I live in a state where the one culinary icon that symbolizes prosperity--the Maine lobster--is the one export we rely on to get entire communities through our economically stagnant winters. Like everyone else, Mainers are going on Year Three of The Great Recession. In a rural state as ours, where jobs are increasingly scare, it's scary. The boat price of lobsters historically used to be high enough to allow a lobsterman to work hard six or seven months of the year--and sustain him over the course of the winter 'til it was time to start again in the spring.
Not in the last couple of years has this boat price per lobster been all that viable. I'm told, however, that this past season was "very good" and that "no one had a reason to complain." But does that mean even a good lobstering season will carry a fisherman financially through the
That means the guy who busted his butt all summer and fall to catch lobsters is now prospecting ways to plow driveways for the winter or work part-time in factories or do any kind of odd job he can to pay the bills to get through the winter.
It's not an easy or comfortable way to make a living--never was--but lobstering for so many is like farming--it's generationally taught and generationally ingrained. Once you're brought up in this lifestyle, you stick it out--through thick and thin.

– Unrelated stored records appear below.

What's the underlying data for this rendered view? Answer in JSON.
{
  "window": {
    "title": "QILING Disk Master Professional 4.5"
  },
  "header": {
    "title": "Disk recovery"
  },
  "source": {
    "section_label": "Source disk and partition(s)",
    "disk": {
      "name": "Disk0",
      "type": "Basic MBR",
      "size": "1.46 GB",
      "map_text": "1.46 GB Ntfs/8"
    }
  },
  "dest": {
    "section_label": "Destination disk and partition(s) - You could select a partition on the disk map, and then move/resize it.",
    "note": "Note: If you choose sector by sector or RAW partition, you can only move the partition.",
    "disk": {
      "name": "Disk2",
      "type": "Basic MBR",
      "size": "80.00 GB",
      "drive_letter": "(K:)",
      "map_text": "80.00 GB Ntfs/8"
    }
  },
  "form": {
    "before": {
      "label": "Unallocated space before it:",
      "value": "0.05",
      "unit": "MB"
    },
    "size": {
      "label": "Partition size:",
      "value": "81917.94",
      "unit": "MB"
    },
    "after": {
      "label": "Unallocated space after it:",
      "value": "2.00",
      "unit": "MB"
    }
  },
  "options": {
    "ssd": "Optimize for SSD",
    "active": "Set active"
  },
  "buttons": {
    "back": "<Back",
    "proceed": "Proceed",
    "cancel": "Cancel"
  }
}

The Maine lobster is one of the most coveted, succulent products that Maine has to offer, from an industry that was conservation-minded before the concept of a "sustainable food movement" even existed. Even Red Lobster, is rolling out a new marketing angle to let their customers feel as though they are smack dab in the middle of Bar Harbor eating real Maine lobster--and not some rock lobster tails farmed in Malaysia. Though there is not one Red Lobster restaurant located in Maine, they do buy and serve Maine lobster, along with other farmed varieties. Still, if you've tasted the real thing, culled from the coldest, cleanest ocean waters in the U.S., you will know why Maine lobster has earned its incontestable reputation.

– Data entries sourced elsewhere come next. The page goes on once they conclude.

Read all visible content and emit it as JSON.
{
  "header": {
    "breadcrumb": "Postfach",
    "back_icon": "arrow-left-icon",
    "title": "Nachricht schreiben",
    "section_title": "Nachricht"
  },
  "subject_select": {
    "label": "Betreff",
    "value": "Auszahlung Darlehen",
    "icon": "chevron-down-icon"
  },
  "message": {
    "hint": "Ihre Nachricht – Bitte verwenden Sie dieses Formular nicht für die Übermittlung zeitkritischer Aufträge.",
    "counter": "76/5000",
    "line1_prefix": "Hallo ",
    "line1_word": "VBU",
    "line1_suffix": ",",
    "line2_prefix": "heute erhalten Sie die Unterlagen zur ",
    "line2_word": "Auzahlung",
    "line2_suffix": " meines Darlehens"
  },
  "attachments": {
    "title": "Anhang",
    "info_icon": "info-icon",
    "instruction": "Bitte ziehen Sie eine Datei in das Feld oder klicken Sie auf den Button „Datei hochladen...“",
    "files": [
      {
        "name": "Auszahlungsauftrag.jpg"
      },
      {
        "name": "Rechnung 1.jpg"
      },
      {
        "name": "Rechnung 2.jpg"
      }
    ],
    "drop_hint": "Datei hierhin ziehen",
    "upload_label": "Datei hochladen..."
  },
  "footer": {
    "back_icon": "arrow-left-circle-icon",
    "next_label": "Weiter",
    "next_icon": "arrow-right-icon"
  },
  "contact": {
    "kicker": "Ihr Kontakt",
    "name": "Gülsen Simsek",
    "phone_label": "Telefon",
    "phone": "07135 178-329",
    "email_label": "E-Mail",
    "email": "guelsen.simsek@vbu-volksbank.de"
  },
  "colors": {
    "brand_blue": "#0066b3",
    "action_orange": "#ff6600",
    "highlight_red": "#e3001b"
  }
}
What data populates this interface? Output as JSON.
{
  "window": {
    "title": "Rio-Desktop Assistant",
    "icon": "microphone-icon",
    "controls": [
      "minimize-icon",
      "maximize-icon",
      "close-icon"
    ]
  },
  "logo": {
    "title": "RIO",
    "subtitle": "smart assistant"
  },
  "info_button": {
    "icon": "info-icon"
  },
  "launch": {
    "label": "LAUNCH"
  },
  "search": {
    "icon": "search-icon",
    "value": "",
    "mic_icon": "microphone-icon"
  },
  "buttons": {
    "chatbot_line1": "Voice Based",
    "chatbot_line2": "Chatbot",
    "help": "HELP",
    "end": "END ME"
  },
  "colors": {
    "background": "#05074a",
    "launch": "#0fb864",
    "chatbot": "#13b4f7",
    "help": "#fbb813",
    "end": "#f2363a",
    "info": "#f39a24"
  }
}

So this holiday season, I'm making the case for Maine lobster and butter over turkey and giblets. (Go for the Maine crab and Maine shrimp while you're at it.) Some of my picks for the best places to buy lobster locally as well as to export to friends and family as gifts are as follows.
Feel free to comment on The Ghost Trap's Facebook page for places you recommend as well (I'm mostly listing Midcoast Maine). Let's keep this momentum going.

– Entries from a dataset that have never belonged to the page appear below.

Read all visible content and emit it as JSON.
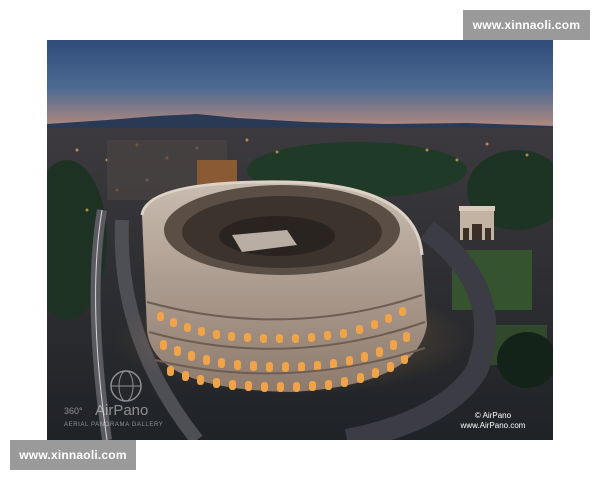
{
  "watermark_top": "www.xinnaoli.com",
  "watermark_bottom": "www.xinnaoli.com",
  "photo": {
    "subject": "Colosseum",
    "logo_left_top": "360°",
    "logo_left_brand": "AirPano",
    "logo_left_sub": "AERIAL PANORAMA GALLERY",
    "credit_line1": "© AirPano",
    "credit_line2": "www.AirPano.com"
  }
}
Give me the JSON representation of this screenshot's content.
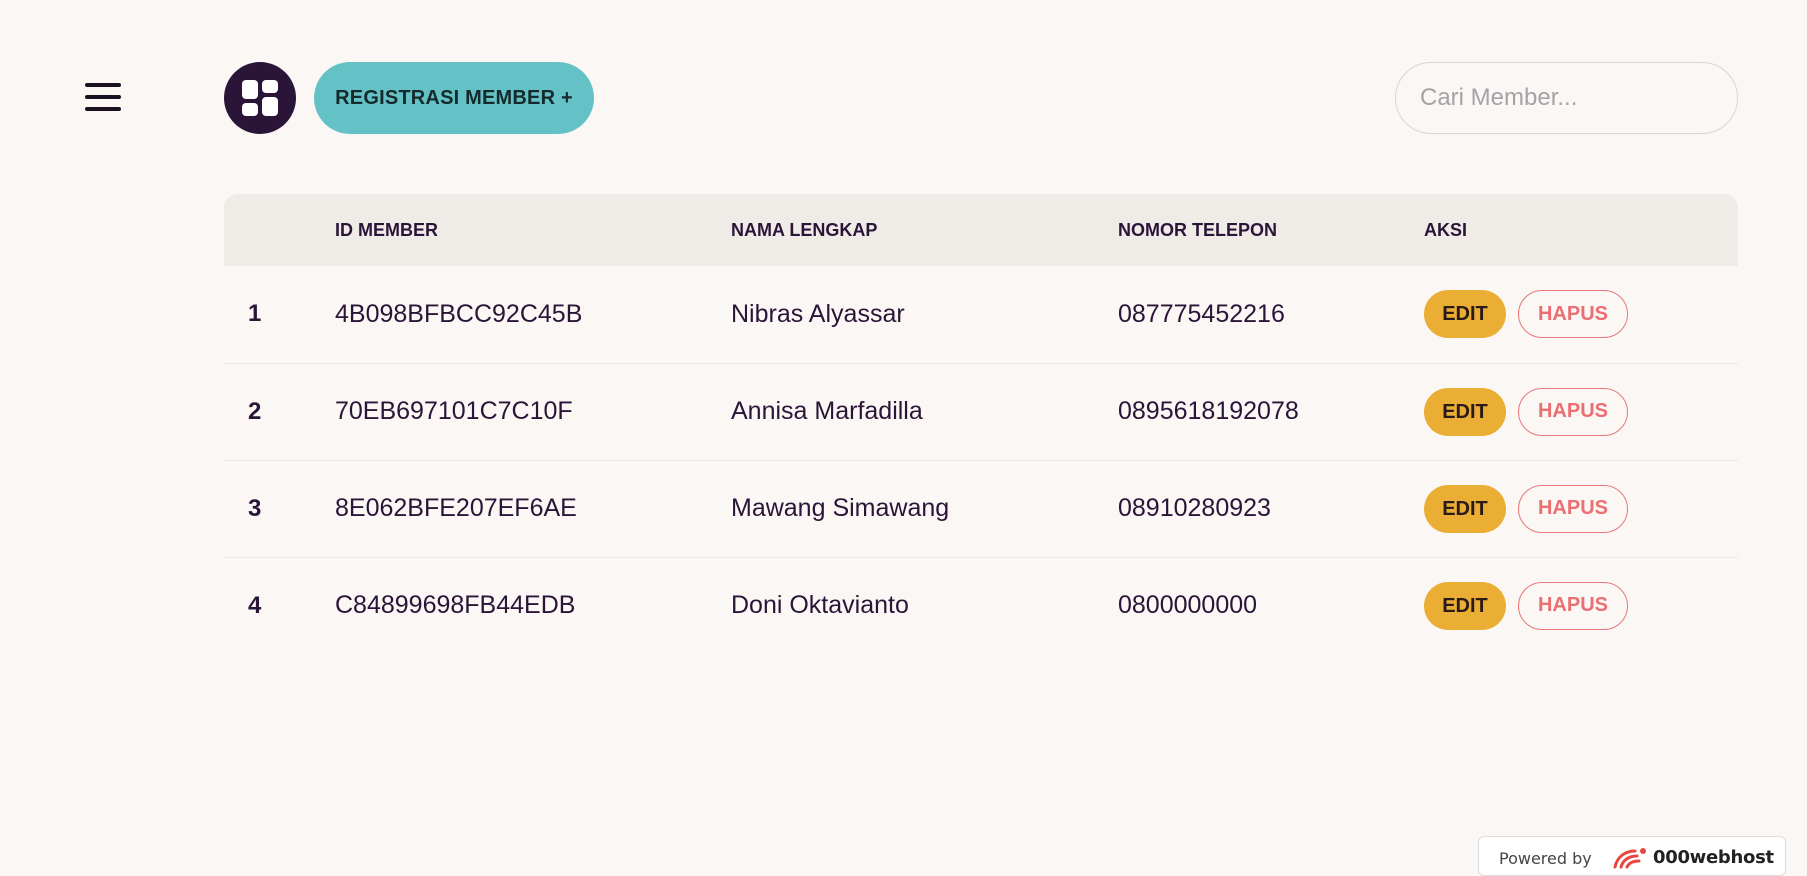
{
  "toolbar": {
    "register_label": "REGISTRASI MEMBER +",
    "search_placeholder": "Cari Member..."
  },
  "table": {
    "headers": [
      "",
      "ID MEMBER",
      "NAMA LENGKAP",
      "NOMOR TELEPON",
      "AKSI"
    ],
    "rows": [
      {
        "no": "1",
        "id": "4B098BFBCC92C45B",
        "name": "Nibras Alyassar",
        "phone": "087775452216",
        "edit": "EDIT",
        "delete": "HAPUS"
      },
      {
        "no": "2",
        "id": "70EB697101C7C10F",
        "name": "Annisa Marfadilla",
        "phone": "0895618192078",
        "edit": "EDIT",
        "delete": "HAPUS"
      },
      {
        "no": "3",
        "id": "8E062BFE207EF6AE",
        "name": "Mawang Simawang",
        "phone": "08910280923",
        "edit": "EDIT",
        "delete": "HAPUS"
      },
      {
        "no": "4",
        "id": "C84899698FB44EDB",
        "name": "Doni Oktavianto",
        "phone": "0800000000",
        "edit": "EDIT",
        "delete": "HAPUS"
      }
    ]
  },
  "footer": {
    "powered_by": "Powered by",
    "brand": "000webhost"
  },
  "icons": {
    "menu": "hamburger-menu-icon",
    "dashboard": "dashboard-grid-icon",
    "brand_logo": "000webhost-logo-icon"
  },
  "colors": {
    "background": "#faf7f4",
    "primary_dark": "#2a1538",
    "register_button": "#64c2c6",
    "edit_button": "#ebae35",
    "delete_button": "#ea6f72",
    "table_header": "#efebe7"
  }
}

Next post? Best original lobster recipes to use this holiday season.
Columns about the sub-culture of lobstering that K. Stephens has collaborated on with Maine lobstermen and guest bloggers.